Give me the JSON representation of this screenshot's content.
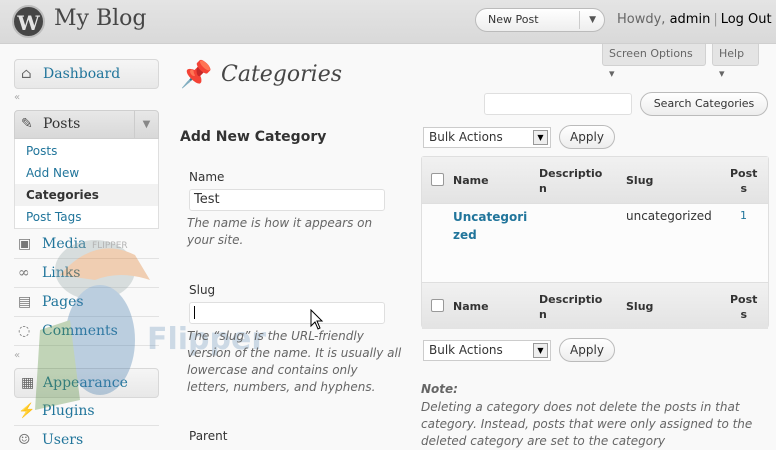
{
  "header": {
    "logo_letter": "W",
    "site_title": "My Blog",
    "new_post_label": "New Post",
    "howdy_prefix": "Howdy, ",
    "username": "admin",
    "separator": "|",
    "logout_label": "Log Out"
  },
  "screen_options": {
    "screen_options_label": "Screen Options ▾",
    "help_label": "Help ▾"
  },
  "sidebar": {
    "dashboard": "Dashboard",
    "posts": "Posts",
    "posts_sub": [
      "Posts",
      "Add New",
      "Categories",
      "Post Tags"
    ],
    "media": "Media",
    "links": "Links",
    "pages": "Pages",
    "comments": "Comments",
    "appearance": "Appearance",
    "plugins": "Plugins",
    "users": "Users",
    "collapse_mark": "«"
  },
  "page": {
    "title": "Categories",
    "search_button": "Search Categories",
    "search_value": ""
  },
  "add_form": {
    "heading": "Add New Category",
    "name_label": "Name",
    "name_value": "Test",
    "name_help": "The name is how it appears on your site.",
    "slug_label": "Slug",
    "slug_value": "",
    "slug_help": "The “slug” is the URL-friendly version of the name. It is usually all lowercase and contains only letters, numbers, and hyphens.",
    "parent_label": "Parent"
  },
  "bulk": {
    "action_label": "Bulk Actions",
    "apply_label": "Apply"
  },
  "table": {
    "col_name": "Name",
    "col_description": "Descriptio\nn",
    "col_slug": "Slug",
    "col_posts": "Post\ns",
    "rows": [
      {
        "name": "Uncategori\nzed",
        "description": "",
        "slug": "uncategorized",
        "count": "1"
      }
    ]
  },
  "note": {
    "title": "Note:",
    "text": "Deleting a category does not delete the posts in that category. Instead, posts that were only assigned to the deleted category are set to the category"
  },
  "watermark": {
    "text": "Flipper",
    "logo_text": "FLIPPER"
  },
  "colors": {
    "link": "#21759b",
    "header_bg": "#e4e4e4",
    "text": "#333333"
  }
}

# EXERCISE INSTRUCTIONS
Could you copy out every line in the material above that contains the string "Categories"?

# RESPONSE BELOW
      "Categories",
    "title": "Categories",
    "search_button": "Search Categories",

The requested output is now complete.